Your objective: Beginning with the line containing "What data populates", give every line again exactly as it is, ending with the last line of the entries.

***** Listed records *****

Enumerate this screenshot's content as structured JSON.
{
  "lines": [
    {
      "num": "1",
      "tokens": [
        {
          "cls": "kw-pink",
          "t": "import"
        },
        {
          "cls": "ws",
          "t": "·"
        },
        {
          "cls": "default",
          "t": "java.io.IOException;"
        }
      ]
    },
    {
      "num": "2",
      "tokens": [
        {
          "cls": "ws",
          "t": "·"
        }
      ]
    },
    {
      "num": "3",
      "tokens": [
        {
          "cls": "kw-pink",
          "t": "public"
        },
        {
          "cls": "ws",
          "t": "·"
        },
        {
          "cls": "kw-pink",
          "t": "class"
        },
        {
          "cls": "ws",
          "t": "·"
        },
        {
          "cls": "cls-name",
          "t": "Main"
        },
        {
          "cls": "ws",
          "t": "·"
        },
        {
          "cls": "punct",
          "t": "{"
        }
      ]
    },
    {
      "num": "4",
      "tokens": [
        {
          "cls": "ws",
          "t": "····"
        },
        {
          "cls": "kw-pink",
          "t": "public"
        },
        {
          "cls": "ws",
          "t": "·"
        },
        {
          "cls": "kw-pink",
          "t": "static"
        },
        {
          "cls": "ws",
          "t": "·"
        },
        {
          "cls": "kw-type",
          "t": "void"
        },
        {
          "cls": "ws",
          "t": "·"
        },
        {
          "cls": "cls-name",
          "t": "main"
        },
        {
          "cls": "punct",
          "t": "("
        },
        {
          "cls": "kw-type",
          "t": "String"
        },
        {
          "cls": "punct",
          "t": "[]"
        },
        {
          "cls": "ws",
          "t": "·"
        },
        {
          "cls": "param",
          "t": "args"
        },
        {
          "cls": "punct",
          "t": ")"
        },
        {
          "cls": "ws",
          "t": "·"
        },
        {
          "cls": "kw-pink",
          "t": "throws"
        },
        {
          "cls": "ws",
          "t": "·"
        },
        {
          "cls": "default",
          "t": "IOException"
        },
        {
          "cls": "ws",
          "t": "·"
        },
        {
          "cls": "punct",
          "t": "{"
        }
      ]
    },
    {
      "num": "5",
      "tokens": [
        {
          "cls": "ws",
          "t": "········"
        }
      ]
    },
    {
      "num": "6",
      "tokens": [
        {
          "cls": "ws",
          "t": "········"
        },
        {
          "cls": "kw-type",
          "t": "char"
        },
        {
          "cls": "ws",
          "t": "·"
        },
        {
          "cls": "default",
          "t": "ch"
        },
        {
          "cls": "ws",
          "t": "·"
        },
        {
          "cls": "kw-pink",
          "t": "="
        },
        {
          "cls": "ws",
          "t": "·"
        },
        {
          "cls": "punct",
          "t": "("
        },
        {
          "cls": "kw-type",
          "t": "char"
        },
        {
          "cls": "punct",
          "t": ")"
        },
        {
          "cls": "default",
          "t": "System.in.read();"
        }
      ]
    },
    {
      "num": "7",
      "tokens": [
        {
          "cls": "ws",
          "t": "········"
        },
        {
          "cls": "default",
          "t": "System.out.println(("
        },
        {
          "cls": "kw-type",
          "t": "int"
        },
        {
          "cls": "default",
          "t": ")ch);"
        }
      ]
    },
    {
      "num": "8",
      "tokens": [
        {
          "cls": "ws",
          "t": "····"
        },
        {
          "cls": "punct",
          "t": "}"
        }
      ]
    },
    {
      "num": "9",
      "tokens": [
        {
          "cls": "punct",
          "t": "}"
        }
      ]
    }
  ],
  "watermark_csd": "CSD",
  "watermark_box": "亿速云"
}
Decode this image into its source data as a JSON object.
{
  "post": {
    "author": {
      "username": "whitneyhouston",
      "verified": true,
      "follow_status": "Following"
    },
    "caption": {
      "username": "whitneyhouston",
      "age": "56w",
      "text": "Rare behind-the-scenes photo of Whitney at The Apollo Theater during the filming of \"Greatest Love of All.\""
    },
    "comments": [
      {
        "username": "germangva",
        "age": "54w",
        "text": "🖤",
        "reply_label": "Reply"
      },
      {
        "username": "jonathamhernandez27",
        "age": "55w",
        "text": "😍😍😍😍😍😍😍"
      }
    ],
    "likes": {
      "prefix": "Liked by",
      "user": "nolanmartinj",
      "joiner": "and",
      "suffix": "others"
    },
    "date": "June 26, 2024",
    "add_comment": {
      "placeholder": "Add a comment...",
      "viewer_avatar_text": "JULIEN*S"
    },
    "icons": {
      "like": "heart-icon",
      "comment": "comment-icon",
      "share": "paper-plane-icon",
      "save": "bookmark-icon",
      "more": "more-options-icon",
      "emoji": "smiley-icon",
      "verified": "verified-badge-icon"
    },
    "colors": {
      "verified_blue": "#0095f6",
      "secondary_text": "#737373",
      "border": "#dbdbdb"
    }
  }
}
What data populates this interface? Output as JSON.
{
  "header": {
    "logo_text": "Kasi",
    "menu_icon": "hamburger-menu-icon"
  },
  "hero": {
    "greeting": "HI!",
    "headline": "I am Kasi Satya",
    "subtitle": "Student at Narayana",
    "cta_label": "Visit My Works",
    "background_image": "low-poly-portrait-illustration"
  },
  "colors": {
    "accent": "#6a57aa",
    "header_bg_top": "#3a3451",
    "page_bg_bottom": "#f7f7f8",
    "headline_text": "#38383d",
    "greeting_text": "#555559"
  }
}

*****

Task answer:
What data populates this interface? Output as JSON.
{
  "header": {
    "logo_text": "Kasi",
    "menu_icon": "hamburger-menu-icon"
  },
  "hero": {
    "greeting": "HI!",
    "headline": "I am Kasi Satya",
    "subtitle": "Student at Narayana",
    "cta_label": "Visit My Works",
    "background_image": "low-poly-portrait-illustration"
  },
  "colors": {
    "accent": "#6a57aa",
    "header_bg_top": "#3a3451",
    "page_bg_bottom": "#f7f7f8",
    "headline_text": "#38383d",
    "greeting_text": "#555559"
  }
}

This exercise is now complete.